Kurdistan, democratic confederalism, Kurds, Ocalan, Turkey, Bakur, peace

Kurdish Democratic Confederalism: founded on the self-governance of villages

Translated from French. The original anonymous article has now been taken off the site, its old address was here. It appears to have been written in 2015, sometime after the elections in Turkey in June of that year. Photo: Nora Miralles

Taking inspiration from the writings on social and libertarian ecology by Murray Bookchin in the USA, as well as the experience of Zapatista villages in Mexico, the freedom movement of the Kurds has been supporting the creation of local democratic forums in all cities and villages of [North] Kurdistan since 2007.

Democratic Confederalism is a system of direct democracy where inhabitants of neighbourhoods of towns or villages can participate in decision making at the level that concerns them. Right now, they work in parallel to the state institutions in Turkey. “Democratic Confederalism” may one day be applied to the different parts of Kurdistan, which are now separate from each other in four different nation-states: Turkey, Iran, Iraq and Syria.

The concept of Democratic Confederalism has been put forward as a political and democratic alternative by the leader of the PKK guerilla (Kurdish independence movement [sic]), who is imprisoned for life.
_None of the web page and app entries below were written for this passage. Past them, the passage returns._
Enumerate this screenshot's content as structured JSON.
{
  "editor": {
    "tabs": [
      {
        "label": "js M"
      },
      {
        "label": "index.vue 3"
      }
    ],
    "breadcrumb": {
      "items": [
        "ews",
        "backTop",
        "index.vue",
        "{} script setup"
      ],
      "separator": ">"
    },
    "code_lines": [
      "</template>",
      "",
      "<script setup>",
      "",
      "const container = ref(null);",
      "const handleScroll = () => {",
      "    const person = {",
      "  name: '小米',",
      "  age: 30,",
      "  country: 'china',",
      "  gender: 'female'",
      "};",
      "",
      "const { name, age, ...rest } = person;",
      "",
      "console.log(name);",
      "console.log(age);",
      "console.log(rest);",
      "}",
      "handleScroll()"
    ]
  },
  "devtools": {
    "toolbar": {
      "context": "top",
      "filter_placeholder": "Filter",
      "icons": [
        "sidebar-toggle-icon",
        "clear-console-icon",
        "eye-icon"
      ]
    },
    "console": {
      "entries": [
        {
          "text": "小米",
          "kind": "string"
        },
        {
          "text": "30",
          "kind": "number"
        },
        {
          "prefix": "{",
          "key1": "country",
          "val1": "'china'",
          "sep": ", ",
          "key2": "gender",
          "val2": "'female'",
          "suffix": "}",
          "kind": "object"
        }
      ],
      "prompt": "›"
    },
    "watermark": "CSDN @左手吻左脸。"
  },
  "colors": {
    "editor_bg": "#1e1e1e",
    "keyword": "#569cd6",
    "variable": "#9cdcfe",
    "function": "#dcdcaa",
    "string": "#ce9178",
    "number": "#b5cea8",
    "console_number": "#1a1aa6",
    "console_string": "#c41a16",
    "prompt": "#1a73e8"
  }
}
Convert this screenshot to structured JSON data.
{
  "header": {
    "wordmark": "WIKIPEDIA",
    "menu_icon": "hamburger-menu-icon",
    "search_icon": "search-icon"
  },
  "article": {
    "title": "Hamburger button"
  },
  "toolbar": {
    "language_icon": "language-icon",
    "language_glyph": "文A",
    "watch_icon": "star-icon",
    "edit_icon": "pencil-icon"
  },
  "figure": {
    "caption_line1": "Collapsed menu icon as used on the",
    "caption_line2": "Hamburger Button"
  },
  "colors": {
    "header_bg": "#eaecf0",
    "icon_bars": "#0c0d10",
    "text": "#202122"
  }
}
He denounced the former authoritarian and nationalist ways of his party and proposed an alternative way for the paramilitary organisation. Since then, the Kurdish movement considers it more important to have a democratic, tolerant society than to have their own nation-state.

The society they strive for must be built from the bottom up, by the communities of quarters of towns or villages. The Kurdish freedom movement’s goal is to enable people to take local decisions and ultimately, to give people direct autonomy in this way. The local government authorities work hand-in-hand with the movement, and put decisions into practice that were taken by the democratic forums. These structures have become stronger and stronger with time and are gaining respect as an alternative source of authority in Turkey. Activists of the Kurdish movement in North Kurdistan estimate that about half of the population is involved in the project of direct democracy.

Since 2010, one of the objectives of the movement for Democratic Confederalism has been the founding of so-called “freedom villages”. These villages place value on democracy, ecology and the equality of women and men. The material and economic basis of these villages are cooperatives. The villages aim to be as self-sufficient as possible.

In the province of Hakkari, on the border with Iraq and Iran, several villages have decided to put a cooperative type of economy in place. Near the city Weranshahr, a village of 70 homes has been founded as a “village of peace”. In the province of Wan, people have decided to build a women’s village, aiming to strengthen the role of women in society. Women who have been victims of domestic violence will be able to take refuge there.

Unfortunately, the Kurdish freedom movement is also subject to repression by the Turkish state. Still, the Kurdish movement represents a beacon of hope in a region destabilised by conflict. Democratic Confederalism could be an alternative model for all progressives in the Middle East. During the recent national elections of June 2015, the Democratic People’s Party, which is predominantly Kurdish, obtained 13% of votes in the whole country. With 79 MPs now taking their seats in the parliament in Istanbul [sic], it has acquired a strategic position in Turkish institutions.